■ Try it
Could you copy each line of the listing that holds "AKM突击步枪"?

■ Data provided
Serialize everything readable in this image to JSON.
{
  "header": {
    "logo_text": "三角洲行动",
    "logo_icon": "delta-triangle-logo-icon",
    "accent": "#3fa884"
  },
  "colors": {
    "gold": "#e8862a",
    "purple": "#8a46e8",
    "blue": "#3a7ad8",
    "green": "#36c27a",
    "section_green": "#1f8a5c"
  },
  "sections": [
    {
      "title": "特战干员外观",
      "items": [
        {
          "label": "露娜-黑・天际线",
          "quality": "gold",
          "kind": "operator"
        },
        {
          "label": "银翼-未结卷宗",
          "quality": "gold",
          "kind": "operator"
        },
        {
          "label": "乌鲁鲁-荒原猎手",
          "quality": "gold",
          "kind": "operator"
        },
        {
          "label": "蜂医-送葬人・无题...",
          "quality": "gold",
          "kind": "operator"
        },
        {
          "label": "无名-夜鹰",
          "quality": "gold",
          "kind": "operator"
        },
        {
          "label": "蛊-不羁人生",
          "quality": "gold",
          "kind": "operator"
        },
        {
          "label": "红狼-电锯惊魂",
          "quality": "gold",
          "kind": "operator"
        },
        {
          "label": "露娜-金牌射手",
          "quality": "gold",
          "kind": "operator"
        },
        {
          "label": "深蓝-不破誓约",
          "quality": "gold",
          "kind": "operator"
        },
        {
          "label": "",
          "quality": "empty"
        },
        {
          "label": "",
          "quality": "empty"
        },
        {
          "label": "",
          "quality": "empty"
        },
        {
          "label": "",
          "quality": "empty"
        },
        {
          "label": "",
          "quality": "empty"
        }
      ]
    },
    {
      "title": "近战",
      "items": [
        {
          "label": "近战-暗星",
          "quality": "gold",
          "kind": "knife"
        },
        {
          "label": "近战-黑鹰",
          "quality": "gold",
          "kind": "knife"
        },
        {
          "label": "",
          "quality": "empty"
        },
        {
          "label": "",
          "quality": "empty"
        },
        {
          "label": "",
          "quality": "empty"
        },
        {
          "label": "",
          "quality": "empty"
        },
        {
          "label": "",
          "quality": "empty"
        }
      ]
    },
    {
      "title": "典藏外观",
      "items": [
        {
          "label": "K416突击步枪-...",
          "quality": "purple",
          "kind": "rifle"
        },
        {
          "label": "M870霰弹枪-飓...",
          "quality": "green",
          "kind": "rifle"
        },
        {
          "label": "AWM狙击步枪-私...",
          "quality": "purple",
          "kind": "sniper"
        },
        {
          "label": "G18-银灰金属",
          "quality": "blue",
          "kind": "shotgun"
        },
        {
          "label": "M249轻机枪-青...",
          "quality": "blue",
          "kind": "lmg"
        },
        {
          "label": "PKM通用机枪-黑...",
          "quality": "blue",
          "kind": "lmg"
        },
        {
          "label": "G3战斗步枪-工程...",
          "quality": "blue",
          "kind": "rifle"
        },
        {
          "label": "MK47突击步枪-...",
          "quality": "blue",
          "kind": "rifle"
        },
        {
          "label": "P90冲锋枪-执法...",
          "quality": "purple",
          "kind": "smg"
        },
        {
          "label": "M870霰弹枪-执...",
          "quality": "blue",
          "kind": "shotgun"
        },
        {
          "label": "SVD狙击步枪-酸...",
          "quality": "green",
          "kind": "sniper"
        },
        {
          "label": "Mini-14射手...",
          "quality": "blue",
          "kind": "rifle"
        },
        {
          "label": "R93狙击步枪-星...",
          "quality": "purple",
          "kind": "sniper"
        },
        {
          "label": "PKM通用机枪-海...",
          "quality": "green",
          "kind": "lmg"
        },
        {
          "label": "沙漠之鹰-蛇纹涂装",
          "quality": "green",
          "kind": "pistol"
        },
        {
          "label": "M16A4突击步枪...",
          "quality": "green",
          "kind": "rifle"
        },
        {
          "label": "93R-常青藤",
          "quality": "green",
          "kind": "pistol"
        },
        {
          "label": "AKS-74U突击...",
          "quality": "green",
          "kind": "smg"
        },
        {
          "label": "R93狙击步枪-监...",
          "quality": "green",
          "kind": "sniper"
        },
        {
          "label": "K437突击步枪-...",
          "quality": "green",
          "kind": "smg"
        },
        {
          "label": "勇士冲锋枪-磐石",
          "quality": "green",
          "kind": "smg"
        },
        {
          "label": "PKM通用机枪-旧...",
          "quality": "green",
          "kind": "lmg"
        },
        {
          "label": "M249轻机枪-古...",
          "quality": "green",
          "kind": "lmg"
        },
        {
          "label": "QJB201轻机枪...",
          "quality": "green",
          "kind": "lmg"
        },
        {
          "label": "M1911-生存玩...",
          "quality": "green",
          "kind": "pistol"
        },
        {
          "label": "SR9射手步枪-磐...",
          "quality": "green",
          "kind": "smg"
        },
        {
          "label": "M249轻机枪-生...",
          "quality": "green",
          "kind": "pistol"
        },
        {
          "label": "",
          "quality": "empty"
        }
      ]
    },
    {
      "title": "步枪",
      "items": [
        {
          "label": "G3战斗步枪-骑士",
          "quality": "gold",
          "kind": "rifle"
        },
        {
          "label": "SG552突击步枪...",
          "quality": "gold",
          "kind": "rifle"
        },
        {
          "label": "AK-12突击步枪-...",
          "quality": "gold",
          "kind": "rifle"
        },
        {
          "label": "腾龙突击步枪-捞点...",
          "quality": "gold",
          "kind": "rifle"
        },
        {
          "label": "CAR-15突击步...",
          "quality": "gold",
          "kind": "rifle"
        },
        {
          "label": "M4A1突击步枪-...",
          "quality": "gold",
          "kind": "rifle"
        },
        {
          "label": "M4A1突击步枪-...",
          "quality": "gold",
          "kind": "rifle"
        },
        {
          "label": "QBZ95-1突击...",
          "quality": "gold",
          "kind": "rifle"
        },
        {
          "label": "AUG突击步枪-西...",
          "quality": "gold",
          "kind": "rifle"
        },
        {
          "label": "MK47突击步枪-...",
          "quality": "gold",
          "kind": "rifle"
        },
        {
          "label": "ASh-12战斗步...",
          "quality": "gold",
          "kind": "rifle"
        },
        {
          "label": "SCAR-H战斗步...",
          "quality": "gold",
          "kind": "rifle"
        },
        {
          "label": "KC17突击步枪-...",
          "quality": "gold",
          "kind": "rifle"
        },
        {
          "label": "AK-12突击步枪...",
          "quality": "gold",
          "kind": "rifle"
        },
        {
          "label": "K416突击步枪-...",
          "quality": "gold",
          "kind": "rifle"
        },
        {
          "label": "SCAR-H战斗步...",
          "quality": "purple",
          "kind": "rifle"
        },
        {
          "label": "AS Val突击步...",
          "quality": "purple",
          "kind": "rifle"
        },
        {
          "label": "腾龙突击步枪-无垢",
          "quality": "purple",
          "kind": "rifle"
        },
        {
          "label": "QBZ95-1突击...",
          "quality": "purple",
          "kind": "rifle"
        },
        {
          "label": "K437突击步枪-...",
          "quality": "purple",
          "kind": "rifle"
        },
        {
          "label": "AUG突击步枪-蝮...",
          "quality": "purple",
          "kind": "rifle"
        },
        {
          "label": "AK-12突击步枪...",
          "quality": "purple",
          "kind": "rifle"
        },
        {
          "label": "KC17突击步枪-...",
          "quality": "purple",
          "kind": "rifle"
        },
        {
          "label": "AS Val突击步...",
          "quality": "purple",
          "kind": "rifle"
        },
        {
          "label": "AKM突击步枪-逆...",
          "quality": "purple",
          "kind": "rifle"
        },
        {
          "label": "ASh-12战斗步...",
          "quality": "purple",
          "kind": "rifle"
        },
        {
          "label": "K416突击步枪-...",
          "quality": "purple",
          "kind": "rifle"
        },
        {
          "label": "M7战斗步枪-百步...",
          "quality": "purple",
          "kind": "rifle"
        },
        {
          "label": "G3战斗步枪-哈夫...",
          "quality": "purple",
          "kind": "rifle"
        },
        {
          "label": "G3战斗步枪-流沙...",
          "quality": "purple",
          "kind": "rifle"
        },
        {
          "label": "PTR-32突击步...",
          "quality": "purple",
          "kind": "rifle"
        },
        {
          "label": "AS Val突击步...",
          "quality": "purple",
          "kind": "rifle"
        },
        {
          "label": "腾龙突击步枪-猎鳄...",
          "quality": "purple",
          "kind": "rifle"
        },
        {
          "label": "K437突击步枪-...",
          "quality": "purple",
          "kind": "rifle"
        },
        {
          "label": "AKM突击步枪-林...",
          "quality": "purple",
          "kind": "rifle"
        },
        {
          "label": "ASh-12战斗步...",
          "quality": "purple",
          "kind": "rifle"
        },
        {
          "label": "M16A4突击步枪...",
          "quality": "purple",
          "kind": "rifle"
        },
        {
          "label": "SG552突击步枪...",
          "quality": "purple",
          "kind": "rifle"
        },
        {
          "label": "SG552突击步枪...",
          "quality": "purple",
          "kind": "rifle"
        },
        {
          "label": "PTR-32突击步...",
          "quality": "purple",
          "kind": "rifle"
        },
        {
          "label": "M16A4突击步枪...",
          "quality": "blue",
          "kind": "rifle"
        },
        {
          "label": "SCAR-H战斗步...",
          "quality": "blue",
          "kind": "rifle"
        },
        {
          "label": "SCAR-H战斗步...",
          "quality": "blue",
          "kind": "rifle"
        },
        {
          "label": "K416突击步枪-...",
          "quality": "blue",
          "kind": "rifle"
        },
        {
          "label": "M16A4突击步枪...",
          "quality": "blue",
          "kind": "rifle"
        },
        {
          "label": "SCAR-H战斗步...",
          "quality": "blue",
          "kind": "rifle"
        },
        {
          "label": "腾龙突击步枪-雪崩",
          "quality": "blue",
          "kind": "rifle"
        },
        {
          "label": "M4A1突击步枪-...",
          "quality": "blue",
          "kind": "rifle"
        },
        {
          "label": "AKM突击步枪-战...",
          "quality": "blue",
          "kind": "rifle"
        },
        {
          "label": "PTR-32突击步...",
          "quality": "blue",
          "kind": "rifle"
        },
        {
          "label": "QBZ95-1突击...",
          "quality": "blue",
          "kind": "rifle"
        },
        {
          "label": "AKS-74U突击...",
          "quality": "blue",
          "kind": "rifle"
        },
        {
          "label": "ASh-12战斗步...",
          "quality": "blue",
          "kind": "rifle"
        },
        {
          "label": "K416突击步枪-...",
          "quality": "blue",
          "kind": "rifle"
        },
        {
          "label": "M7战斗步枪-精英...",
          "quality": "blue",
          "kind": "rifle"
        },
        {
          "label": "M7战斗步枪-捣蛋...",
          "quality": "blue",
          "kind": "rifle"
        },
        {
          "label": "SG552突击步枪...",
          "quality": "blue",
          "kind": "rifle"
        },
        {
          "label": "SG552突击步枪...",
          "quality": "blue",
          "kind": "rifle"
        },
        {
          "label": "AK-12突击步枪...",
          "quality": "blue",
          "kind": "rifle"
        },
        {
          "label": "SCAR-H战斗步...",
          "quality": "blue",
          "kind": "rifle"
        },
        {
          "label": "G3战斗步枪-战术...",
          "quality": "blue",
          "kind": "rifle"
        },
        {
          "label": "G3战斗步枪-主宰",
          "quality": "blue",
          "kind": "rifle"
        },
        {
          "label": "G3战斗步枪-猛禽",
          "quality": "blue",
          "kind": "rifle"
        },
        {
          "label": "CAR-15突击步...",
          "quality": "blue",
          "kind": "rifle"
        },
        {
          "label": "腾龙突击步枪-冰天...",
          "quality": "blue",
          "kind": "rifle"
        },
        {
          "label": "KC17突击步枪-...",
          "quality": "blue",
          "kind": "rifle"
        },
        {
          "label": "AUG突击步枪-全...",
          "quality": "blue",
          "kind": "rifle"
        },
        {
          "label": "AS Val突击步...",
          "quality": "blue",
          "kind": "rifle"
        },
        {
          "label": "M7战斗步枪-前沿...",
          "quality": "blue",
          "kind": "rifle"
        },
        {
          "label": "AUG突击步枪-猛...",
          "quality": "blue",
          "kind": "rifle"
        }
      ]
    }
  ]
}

■ Written answer
          "label": "AKM突击步枪-逆...",
          "label": "AKM突击步枪-林...",
          "label": "AKM突击步枪-战...",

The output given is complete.